Best vibration isolation for speakers on carpet?

Hi All,


So I am awaiting my new Revel Performa3 208's and I'm tired of the normal spikes that come with speakers. No matter what I do I can never seem to get them all level. My carpet is medium to a bit on the thicker side. Any help on carpet spikes or any other ideas on how to isolate the speaks but also so they'll finally be balanced? Granted it's not like any of my towers have ever been in danger of tipping over, but I've never been able to get them all level. 


My dealer said at 80lbs the Revel's should be fine on carpet without spikes but I want to get this right from the get go? Any help/advice is greatly appreciated-thank you!


Good thing you didn’t go with the Gaias because they are a nightmare with carpet, especially thick carpet. 

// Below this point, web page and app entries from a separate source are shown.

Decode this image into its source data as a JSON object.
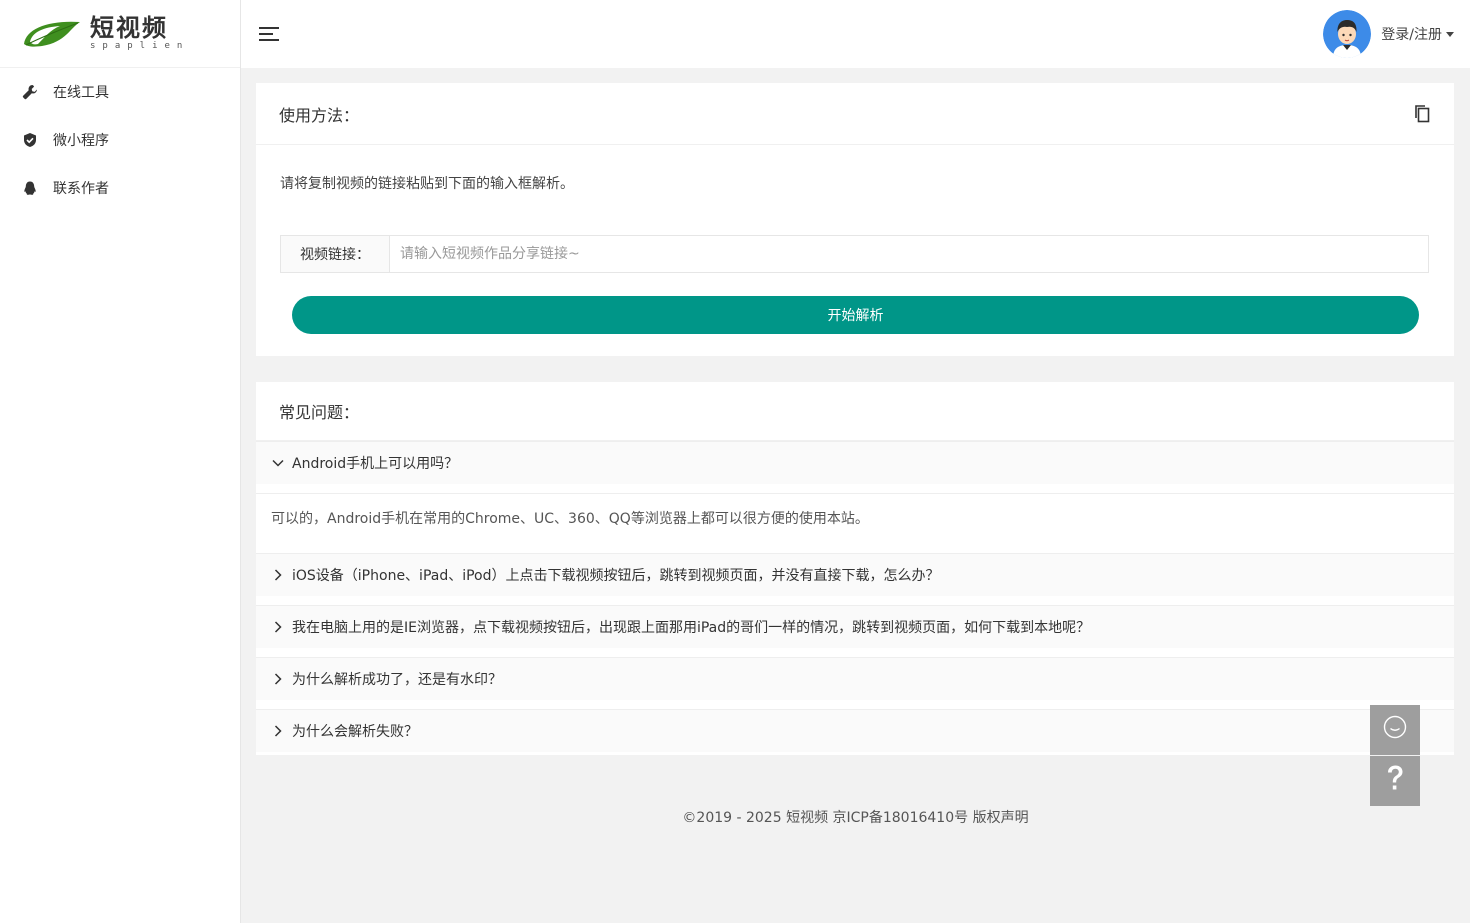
{
  "logo": {
    "main": "短视频",
    "sub": "spaplien",
    "leaf_color": "#4a9a2a"
  },
  "sidebar": {
    "items": [
      {
        "label": "在线工具",
        "icon": "wrench-icon"
      },
      {
        "label": "微小程序",
        "icon": "shield-check-icon"
      },
      {
        "label": "联系作者",
        "icon": "penguin-icon"
      }
    ]
  },
  "header": {
    "login_label": "登录/注册"
  },
  "usage_card": {
    "title": "使用方法：",
    "description": "请将复制视频的链接粘贴到下面的输入框解析。",
    "input_label": "视频链接：",
    "input_placeholder": "请输入短视频作品分享链接~",
    "input_value": "",
    "button_label": "开始解析"
  },
  "faq_card": {
    "title": "常见问题：",
    "items": [
      {
        "question": "Android手机上可以用吗？",
        "expanded": true,
        "answer": "可以的，Android手机在常用的Chrome、UC、360、QQ等浏览器上都可以很方便的使用本站。"
      },
      {
        "question": "iOS设备（iPhone、iPad、iPod）上点击下载视频按钮后，跳转到视频页面，并没有直接下载，怎么办？",
        "expanded": false
      },
      {
        "question": "我在电脑上用的是IE浏览器，点下载视频按钮后，出现跟上面那用iPad的哥们一样的情况，跳转到视频页面，如何下载到本地呢？",
        "expanded": false
      },
      {
        "question": "为什么解析成功了，还是有水印？",
        "expanded": false
      },
      {
        "question": "为什么会解析失败？",
        "expanded": false
      }
    ]
  },
  "footer": {
    "text": "©2019 - 2025 短视频 京ICP备18016410号 版权声明"
  },
  "colors": {
    "accent": "#009688",
    "float_button": "#9e9e9e"
  }
}
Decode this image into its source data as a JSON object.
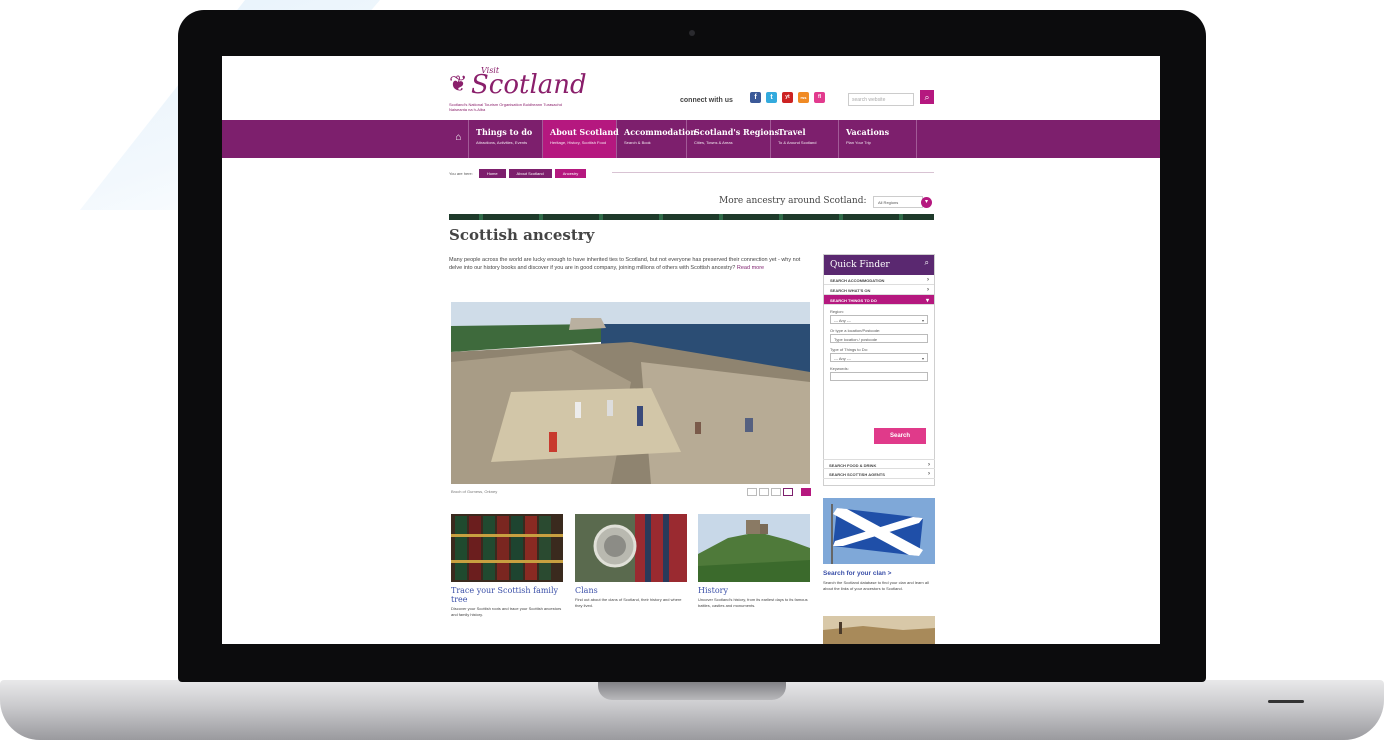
{
  "brand": {
    "visit": "Visit",
    "name": "Scotland",
    "tagline": "Scotland's National Tourism Organisation Buidheann Turasachd Naiseanta na h-Alba"
  },
  "header": {
    "connect_label": "connect with us",
    "socials": [
      "f",
      "t",
      "yt",
      "rss",
      "fl"
    ],
    "search_placeholder": "search website"
  },
  "nav": {
    "home_icon": "home-icon",
    "items": [
      {
        "title": "Things to do",
        "sub": "Attractions, Activities, Events"
      },
      {
        "title": "About Scotland",
        "sub": "Heritage, History, Scottish Food"
      },
      {
        "title": "Accommodation",
        "sub": "Search & Book"
      },
      {
        "title": "Scotland's Regions",
        "sub": "Cities, Towns & Areas"
      },
      {
        "title": "Travel",
        "sub": "To & Around Scotland"
      },
      {
        "title": "Vacations",
        "sub": "Plan Your Trip"
      }
    ]
  },
  "breadcrumb": {
    "lead": "You are here:",
    "items": [
      "Home",
      "About Scotland",
      "Ancestry"
    ]
  },
  "more_ancestry": {
    "label": "More ancestry around Scotland:",
    "select_value": "All Regions"
  },
  "page": {
    "title": "Scottish ancestry",
    "intro": "Many people across the world are lucky enough to have inherited ties to Scotland, but not everyone has preserved their connection yet - why not delve into our history books and discover if you are in good company, joining millions of others with Scottish ancestry?",
    "intro_link": "Read more",
    "hero_caption": "Broch of Gurness, Orkney"
  },
  "cards": [
    {
      "title": "Trace your Scottish family tree",
      "text": "Discover your Scottish roots and trace your Scottish ancestors and family history."
    },
    {
      "title": "Clans",
      "text": "Find out about the clans of Scotland, their history and where they lived."
    },
    {
      "title": "History",
      "text": "Uncover Scotland's history, from its earliest days to its famous battles, castles and monuments."
    }
  ],
  "quick_finder": {
    "title": "Quick Finder",
    "rows_top": [
      "SEARCH ACCOMMODATION",
      "SEARCH WHAT'S ON",
      "SEARCH THINGS TO DO"
    ],
    "region_label": "Region:",
    "region_value": "--- Any ---",
    "location_label": "Or type a location/Postcode:",
    "location_value": "Type location / postcode",
    "type_label": "Type of Things to Do:",
    "type_value": "--- Any ---",
    "keywords_label": "Keywords:",
    "submit_label": "Search",
    "rows_bottom": [
      "SEARCH FOOD & DRINK",
      "SEARCH SCOTTISH AGENTS"
    ]
  },
  "sidebar": {
    "link": "Search for your clan >",
    "text": "Search the Scotland database to find your clan and learn all about the links of your ancestors to Scotland."
  },
  "colors": {
    "nav": "#7d1f6d",
    "accent": "#b5187f",
    "link": "#3a4fa8",
    "quick_finder_head": "#5a2870"
  }
}
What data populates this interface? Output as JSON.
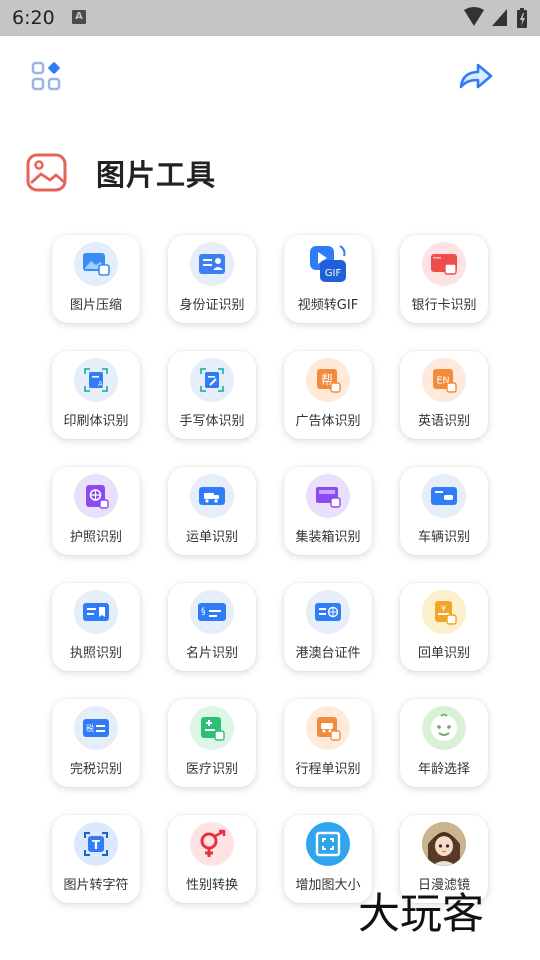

One thing I’ve learned over the years is that when leveling spiked speakers, you often have to adjust the spikes by only small fractions of a revolution (like 1/6th) in order to get all spikes firmly contacting the substrate. So you feel the speaker rocking at the top panel and think maybe one whole counter-clockwise turn of the short spike will do the trick when in reality it only takes 1/2 turn or less. 

Wooden subfloors make this even trickier because you have to account for the spikes penetrating the wood and over time they settle. In those situations you want spikes with a wide cone angle similar to the Dayton Audio ISO-4C. 

For those with speakers which incorporate outrigger bases---and for those who added after-market outriggers to their speakers, individual Townshend Audio Seismic Pods may be substituted for the spikes routinely supplied with outrigger bases. Good outriggers fitted with Pods are just as effective---and cheaper---than the Podiums (as well as the Seismic Bars).

Actually a good cabinet shouldn't be conducting sound in the first place, but anyway....Spikes are as effecient at sound conduction as other feet.  They are simply a contact allowing vibrations to pass.  Sonic conduction does not care that they look like a one-way arrow, it just cares if there is a connection - or not.  If you want no connection, then get no connection.  Place them on an air isolator.  Try out some tennis balls for starters.  See if you can tell the difference. 

There is no “best” - that can only be judged by the ear of the beholder - you.

in general, there are two camps, coupled (i.e., using spikes) or decoupled (i.e., usually on an elastic support such as a spring or elastomer, but sometimes on a hard support such as DH Cones or a ball bearing solution.

Back in the day, after footers became a thing, conventional wisdom was to couple with spikes with the possible exception of speakers on a suspended floor over wood joists, where a growing minority started to believe decoupling sounded better.  Currently, people seem to be split as to which option they like best.  

Within each camp, the options range from very basic or DIY-type solutions to very expensive items that are often marketed as “the one best solution.”  

Spike options range from the simple hardened steel, threaded Ramset spikes used by Sound Anchor to large brass footers from the likes of edenSound or Mapleshade.  Townshend has the most popular spring solution, although simple springs can work too.  Herbie’s products may be the most popular elastomers, but there are a variety of silicone or sorbothane based elastomeric footer products available.  You will get many specific recommendations from the folks on this site.

I have heavy PMC MB2SE on thick carpet in my HT room. Carpet sits on underlay over the concrete floor.

Any suggestions? They are quite unstable at the moment, their stands just sitting flush on the carpet. They rock all over the place. 

Thanks for your suggestions in advance.